I really don’t have any preference in regards to the form or type of poetry, but I really like spoken word.  I love to hear the poet’s voice rather than read their words.  Sometimes the biggest thing that moves me about poetry is not what a poet says, but how they say it.  I really think their personal tone, inflection, and rhythm is what makes a greater impression on me than any specification made in regards to the poem’s form.

 

Favorite poet?

I’m a big fan of Rupi Kaur or another poet on Twitter and Instagram that goes by the name Miriella Marie.  I admire them because they are able to artistically verbalize the thoughts and feelings so many of us have, but struggle or feel afraid to express.

 

Favorite poem or poem collection?

 

Ahh! My favorite poem ever? That’s so hard! I have no clue. Maybe like ‘One Fish, Two Fish?’ [Referring to One Fish, Two Fish, Red Fish, Blue Fish by Dr. Seuss.]

 

My favorite poetry collections are “the sun and her flowers” by Rupi Kaur and “No Matter the Wreckage” by Sarah Kay. You should check them out, they rock.

 

How can someone contribute to your senior project?

 

Anyone can contribute to my senior project by submitting their poem(s) to the google form I am in the process of creating and attaching to an email containing all the information about my project.  However, I made a point of speaking with every English class in the school to inform people about my project, so keep writing, and you’ll just have to submit your poem by the end of February!

 

 

 

 

 

 

 

 

 

 

 

 

 

 

Works Cited

Nutter, Mady. Personal interview. 30 January 2018.

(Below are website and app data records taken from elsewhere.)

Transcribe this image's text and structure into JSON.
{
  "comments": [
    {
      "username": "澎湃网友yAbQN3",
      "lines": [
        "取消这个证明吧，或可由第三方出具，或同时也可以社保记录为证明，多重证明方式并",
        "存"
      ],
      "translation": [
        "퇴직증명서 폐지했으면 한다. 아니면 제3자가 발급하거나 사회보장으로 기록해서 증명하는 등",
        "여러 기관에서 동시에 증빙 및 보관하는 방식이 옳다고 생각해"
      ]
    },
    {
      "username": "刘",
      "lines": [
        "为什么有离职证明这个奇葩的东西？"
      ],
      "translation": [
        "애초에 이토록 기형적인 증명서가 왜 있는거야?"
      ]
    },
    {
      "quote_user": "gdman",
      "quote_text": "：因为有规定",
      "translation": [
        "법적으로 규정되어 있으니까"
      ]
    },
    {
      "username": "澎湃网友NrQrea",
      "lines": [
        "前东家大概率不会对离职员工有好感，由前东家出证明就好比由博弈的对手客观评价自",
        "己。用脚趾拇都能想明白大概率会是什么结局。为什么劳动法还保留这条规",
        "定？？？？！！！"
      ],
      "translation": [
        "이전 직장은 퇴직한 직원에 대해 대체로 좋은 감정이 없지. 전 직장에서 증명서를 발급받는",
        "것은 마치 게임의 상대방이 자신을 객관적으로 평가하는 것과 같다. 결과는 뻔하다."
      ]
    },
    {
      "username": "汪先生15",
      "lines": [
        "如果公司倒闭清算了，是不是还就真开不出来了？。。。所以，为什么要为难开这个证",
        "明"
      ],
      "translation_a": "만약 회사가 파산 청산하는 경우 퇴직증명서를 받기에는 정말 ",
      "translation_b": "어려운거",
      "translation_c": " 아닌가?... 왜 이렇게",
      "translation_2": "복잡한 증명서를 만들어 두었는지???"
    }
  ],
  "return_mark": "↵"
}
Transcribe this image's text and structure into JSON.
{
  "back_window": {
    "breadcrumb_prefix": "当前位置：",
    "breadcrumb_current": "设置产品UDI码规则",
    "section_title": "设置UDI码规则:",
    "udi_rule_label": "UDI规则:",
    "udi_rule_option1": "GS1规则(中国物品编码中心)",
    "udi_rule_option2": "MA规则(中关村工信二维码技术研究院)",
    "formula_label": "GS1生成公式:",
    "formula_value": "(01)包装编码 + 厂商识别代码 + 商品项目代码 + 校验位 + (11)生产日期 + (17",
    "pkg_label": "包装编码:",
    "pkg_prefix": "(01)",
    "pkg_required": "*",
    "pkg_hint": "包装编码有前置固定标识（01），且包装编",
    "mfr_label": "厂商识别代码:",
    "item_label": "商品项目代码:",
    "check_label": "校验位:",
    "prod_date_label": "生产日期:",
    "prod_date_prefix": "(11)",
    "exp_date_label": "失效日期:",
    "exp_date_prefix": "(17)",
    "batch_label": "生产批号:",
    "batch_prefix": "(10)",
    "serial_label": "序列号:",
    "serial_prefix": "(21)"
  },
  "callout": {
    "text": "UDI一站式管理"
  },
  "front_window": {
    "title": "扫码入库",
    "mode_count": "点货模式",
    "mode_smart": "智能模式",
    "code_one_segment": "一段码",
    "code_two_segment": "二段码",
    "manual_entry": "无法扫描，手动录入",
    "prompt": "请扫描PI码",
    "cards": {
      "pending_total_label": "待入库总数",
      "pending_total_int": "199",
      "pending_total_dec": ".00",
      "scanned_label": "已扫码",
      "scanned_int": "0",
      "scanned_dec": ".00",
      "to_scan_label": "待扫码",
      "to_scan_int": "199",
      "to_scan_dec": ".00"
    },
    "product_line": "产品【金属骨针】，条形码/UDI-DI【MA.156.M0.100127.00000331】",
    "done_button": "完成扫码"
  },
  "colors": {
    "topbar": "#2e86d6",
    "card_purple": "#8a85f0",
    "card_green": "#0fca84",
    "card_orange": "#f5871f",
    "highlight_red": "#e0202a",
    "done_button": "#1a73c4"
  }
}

“Poetry Out Loud.” Poetry Foundation, Poetry Foundation, www.poetryfoundation.org/foundation/poetry-out-loud.

White, Karen. Personal interview. 5 February 2018.